1 cup sticky barley rice*
2 teaspoons micro soya bean sprouts
Season the beef medallions with salt and pepper and pan sear on both sides quickly until cooked to medium. Mix the baby greens with olive oil, lime juice, salt and pepper.
For the sesame sauce:
½ teaspoon finely chopped onions
½ teaspoon finely chopped garlic
½ teaspoon white sesame seeds
3 tablespoons beef gravy
1 teaspoon manuka honey***
½ teaspoon sesame oil
Combine all sauce ingredients into a pan and reduce by one third. Season to taste.
PRESENTATION: Heat the rice in a microwave. Place rice in the center of plate. Arrange the beef medallions atop the rice. Garnish with the micro sprouts. Place dressed baby greens alongside the beef. Drizzle the plate with sesame sauce.
*Available at Asian specialty food stores or online
**Or substitute bean sprouts, julienned carrots or zucchini, spinach, cucumber, kale and other colorful vegetables
*** An extra-sweet New Zealand honey available in specialty food stores or online
Once an abandoned 1923 constructed warehouse in Asheville, North Carolina, it took a creative group of designers, artists, musicians, chefs and business folks to transform a neglected, 100-year-old structure into one of Asheville’s most interesting and daring hotel projects.
Exclusive Sailing with Global Traveler
Early on, pickleball had something to do with pickles. Pickles the dog, that is. In one story, the game was named for a family dog that ran off with the ball between sets.
Learning more about our readers’ travel habits and preferences ensures Global Traveler delivers the content you desire. As the travel industry has adapted and changed over the last few years, it’s more important than ever to connect. To best meet your short- and long-term travel content needs, please help us!
JW Marriott Hotel Mexico City Polanco recently completed renovations of its entrances, lobby, culinary concepts and meeting space. This marks the final stage of the renovation, which began in 2021 with the revitalization of its 269 guestrooms and 45 suites.
One affordable plan can protect an entire year of trips: business or pleasure, short or long, domestic or international.
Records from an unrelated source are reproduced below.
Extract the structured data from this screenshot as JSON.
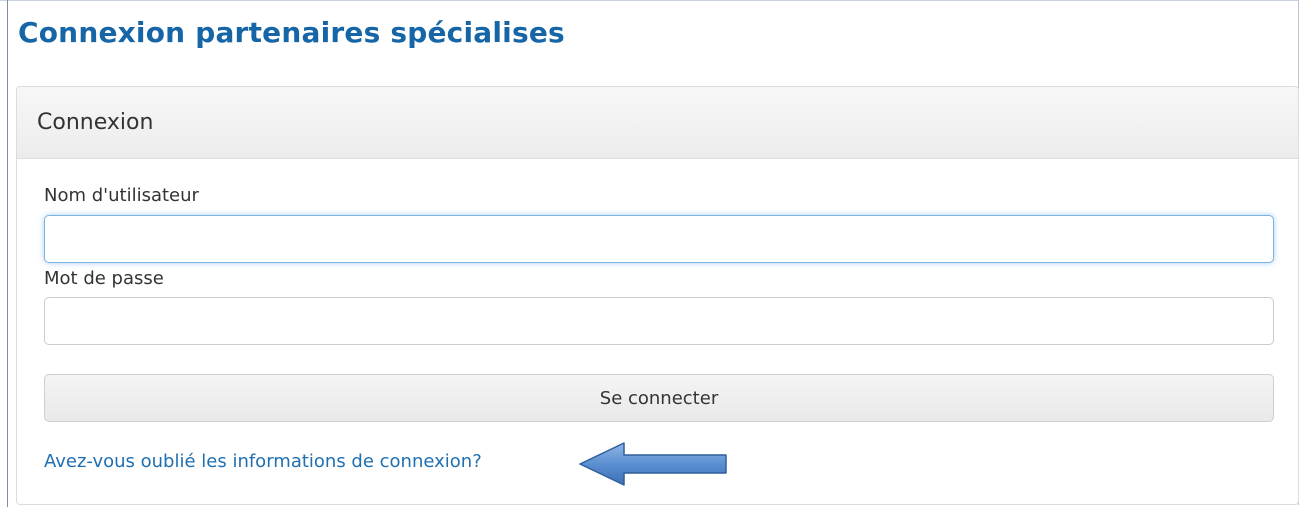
{
  "page": {
    "title": "Connexion partenaires spécialises"
  },
  "panel": {
    "title": "Connexion",
    "username_label": "Nom d'utilisateur",
    "username_value": "",
    "password_label": "Mot de passe",
    "password_value": "",
    "submit_label": "Se connecter",
    "forgot_link": "Avez-vous oublié les informations de connexion?"
  },
  "colors": {
    "title": "#1666a7",
    "link": "#1f6fb2",
    "arrow_fill": "#5b8fd1",
    "arrow_stroke": "#2e5f9e"
  },
  "icons": {
    "annotation": "left-arrow-icon"
  }
}
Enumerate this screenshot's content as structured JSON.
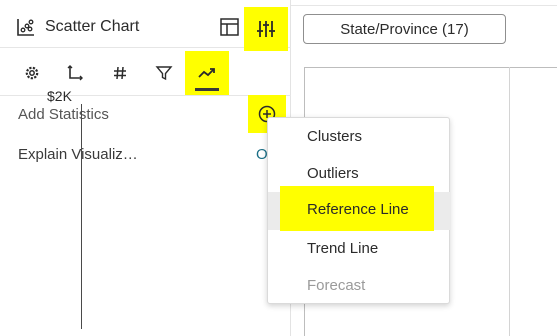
{
  "panel": {
    "title": "Scatter Chart",
    "tabs": [
      {
        "icon": "gear-icon"
      },
      {
        "icon": "axis-icon"
      },
      {
        "icon": "hash-icon"
      },
      {
        "icon": "filter-icon"
      },
      {
        "icon": "trend-icon",
        "active": true
      }
    ],
    "add_statistics_label": "Add Statistics",
    "explain_label": "Explain Visualiz…",
    "explain_trailing": "O"
  },
  "toolbar": {
    "state_button_label": "State/Province (17)"
  },
  "chart": {
    "y_tick_label": "$2K"
  },
  "menu": {
    "items": [
      {
        "label": "Clusters",
        "enabled": true
      },
      {
        "label": "Outliers",
        "enabled": true
      },
      {
        "label": "Reference Line",
        "enabled": true,
        "highlighted": true
      },
      {
        "label": "Trend Line",
        "enabled": true
      },
      {
        "label": "Forecast",
        "enabled": false
      }
    ]
  },
  "colors": {
    "highlight": "#ffff00",
    "link": "#1a6e86",
    "disabled_text": "#9a9a9a"
  }
}
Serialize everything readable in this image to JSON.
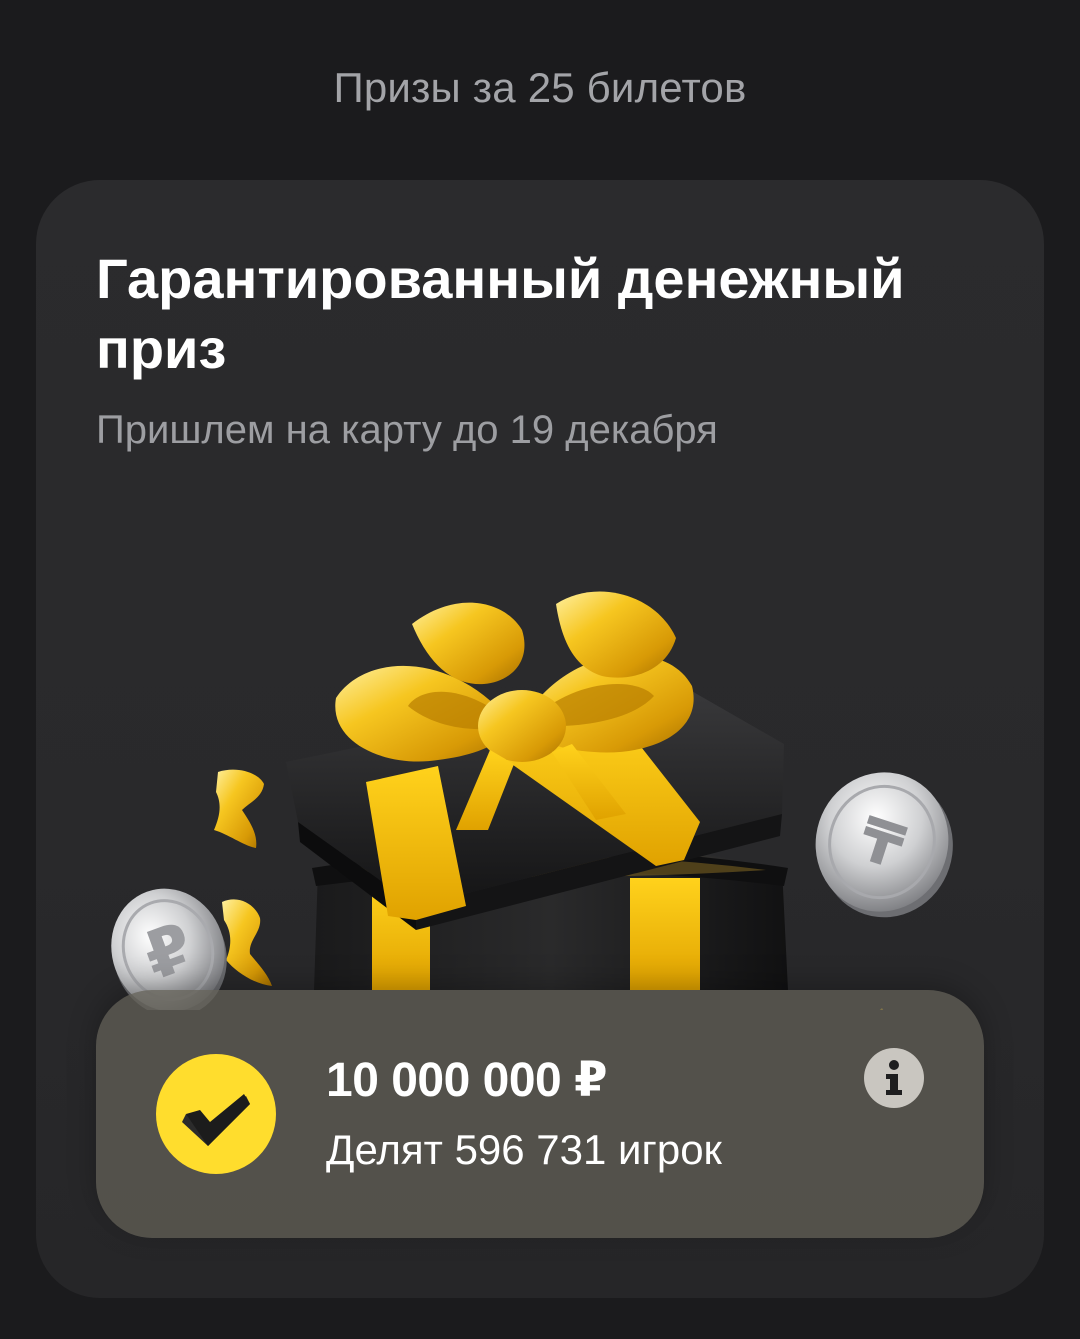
{
  "header": {
    "title": "Призы за 25 билетов"
  },
  "card": {
    "title": "Гарантированный денежный приз",
    "subtitle": "Пришлем на карту до 19 декабря",
    "illustration_icons": [
      "gift-box-icon",
      "ruble-coin-icon",
      "t-coin-icon",
      "confetti-icon"
    ],
    "prize": {
      "amount": "10 000 000 ₽",
      "players": "Делят 596 731 игрок",
      "badge_icon": "check-icon",
      "info_icon": "info-icon"
    }
  },
  "colors": {
    "background": "#1b1b1d",
    "card": "#2a2a2c",
    "accent_yellow": "#ffdd2d",
    "gold": "#f2bd12",
    "muted_text": "#a3a4a8"
  }
}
You know what you’re going to get at an Aman hotel, and also you don’t. Expect peerless service, obsessive attention to detail, architectural elegance worthy of a fashion magazine, a holistic approach to wellness and astounding levels of comfort. But each property is also intimately connected to its setting, and that’s where the surprises lie. For instance, finding yourself on your knees on a sidewalk in Luang Prabang handing out sticky rice to Buddhist monks at 5:30 a.m. isn’t something we expected.